- Task to carry out: Each entry must come back word for word; drop the images as you go.

- Listed entries:
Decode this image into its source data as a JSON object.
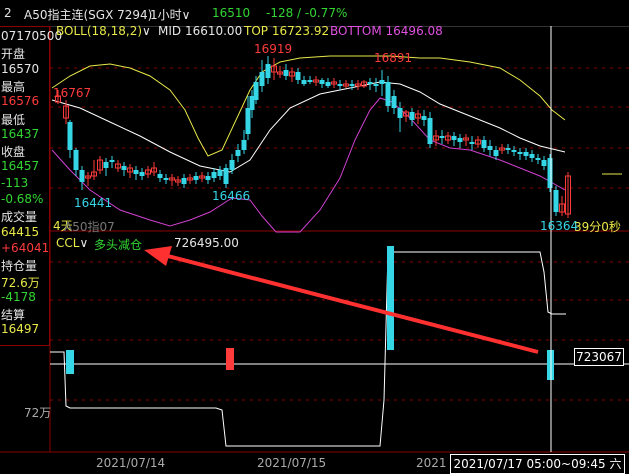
{
  "header": {
    "index": "2",
    "instrument": "A50指主连(SGX 7294)",
    "period": "1小时",
    "last": "16510",
    "change": "-128 / -0.77%"
  },
  "sidebar": [
    {
      "text": "07170500",
      "color": "#e6e6e6"
    },
    {
      "text": "开盘",
      "color": "#e6e6e6"
    },
    {
      "text": "16570",
      "color": "#e6e6e6"
    },
    {
      "text": "最高",
      "color": "#e6e6e6"
    },
    {
      "text": "16576",
      "color": "#ff3b3b"
    },
    {
      "text": "最低",
      "color": "#e6e6e6"
    },
    {
      "text": "16437",
      "color": "#33d633"
    },
    {
      "text": "收盘",
      "color": "#e6e6e6"
    },
    {
      "text": "16457",
      "color": "#33d633"
    },
    {
      "text": "-113",
      "color": "#33d633"
    },
    {
      "text": "-0.68%",
      "color": "#33d633"
    },
    {
      "text": "成交量",
      "color": "#e6e6e6"
    },
    {
      "text": "64415",
      "color": "#e8e84a"
    },
    {
      "text": "+64041",
      "color": "#ff3b3b"
    },
    {
      "text": "持仓量",
      "color": "#e6e6e6"
    },
    {
      "text": "72.6万",
      "color": "#e8e84a"
    },
    {
      "text": "-4178",
      "color": "#33d633"
    },
    {
      "text": "结算",
      "color": "#e6e6e6"
    },
    {
      "text": "16497",
      "color": "#e8e84a"
    }
  ],
  "boll": {
    "name": "BOLL(18,18,2)",
    "mid": "MID 16610.00",
    "top": "TOP 16723.92",
    "bottom": "BOTTOM 16496.08"
  },
  "price_labels": {
    "p16767": "16767",
    "p16919": "16919",
    "p16891": "16891",
    "p16441": "16441",
    "p16466": "16466",
    "p16364": "16364",
    "countdown": "39分0秒",
    "small_left": "4天",
    "sub_left": "A50指07"
  },
  "ccl": {
    "name": "CCL",
    "status": "多头减仓",
    "value": "726495.00",
    "ylabel": "72万",
    "cursor_value": "723067"
  },
  "dates": [
    "2021/07/14",
    "2021/07/15",
    "2021"
  ],
  "cursor_date": "2021/07/17 05:00~09:45 六",
  "colors": {
    "up": "#ff3b3b",
    "down": "#35d6e6",
    "top_band": "#e8e84a",
    "mid_band": "#ffffff",
    "bottom_band": "#d040d0",
    "arrow": "#ff3030"
  }
}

- The completed task:
Decode this image into its source data as a JSON object.
{
  "header": {
    "index": "2",
    "instrument": "A50指主连(SGX 7294)",
    "period": "1小时",
    "last": "16510",
    "change": "-128 / -0.77%"
  },
  "sidebar": [
    {
      "text": "07170500",
      "color": "#e6e6e6"
    },
    {
      "text": "开盘",
      "color": "#e6e6e6"
    },
    {
      "text": "16570",
      "color": "#e6e6e6"
    },
    {
      "text": "最高",
      "color": "#e6e6e6"
    },
    {
      "text": "16576",
      "color": "#ff3b3b"
    },
    {
      "text": "最低",
      "color": "#e6e6e6"
    },
    {
      "text": "16437",
      "color": "#33d633"
    },
    {
      "text": "收盘",
      "color": "#e6e6e6"
    },
    {
      "text": "16457",
      "color": "#33d633"
    },
    {
      "text": "-113",
      "color": "#33d633"
    },
    {
      "text": "-0.68%",
      "color": "#33d633"
    },
    {
      "text": "成交量",
      "color": "#e6e6e6"
    },
    {
      "text": "64415",
      "color": "#e8e84a"
    },
    {
      "text": "+64041",
      "color": "#ff3b3b"
    },
    {
      "text": "持仓量",
      "color": "#e6e6e6"
    },
    {
      "text": "72.6万",
      "color": "#e8e84a"
    },
    {
      "text": "-4178",
      "color": "#33d633"
    },
    {
      "text": "结算",
      "color": "#e6e6e6"
    },
    {
      "text": "16497",
      "color": "#e8e84a"
    }
  ],
  "boll": {
    "name": "BOLL(18,18,2)",
    "mid": "MID 16610.00",
    "top": "TOP 16723.92",
    "bottom": "BOTTOM 16496.08"
  },
  "price_labels": {
    "p16767": "16767",
    "p16919": "16919",
    "p16891": "16891",
    "p16441": "16441",
    "p16466": "16466",
    "p16364": "16364",
    "countdown": "39分0秒",
    "small_left": "4天",
    "sub_left": "A50指07"
  },
  "ccl": {
    "name": "CCL",
    "status": "多头减仓",
    "value": "726495.00",
    "ylabel": "72万",
    "cursor_value": "723067"
  },
  "dates": [
    "2021/07/14",
    "2021/07/15",
    "2021"
  ],
  "cursor_date": "2021/07/17 05:00~09:45 六",
  "colors": {
    "up": "#ff3b3b",
    "down": "#35d6e6",
    "top_band": "#e8e84a",
    "mid_band": "#ffffff",
    "bottom_band": "#d040d0",
    "arrow": "#ff3030"
  }
}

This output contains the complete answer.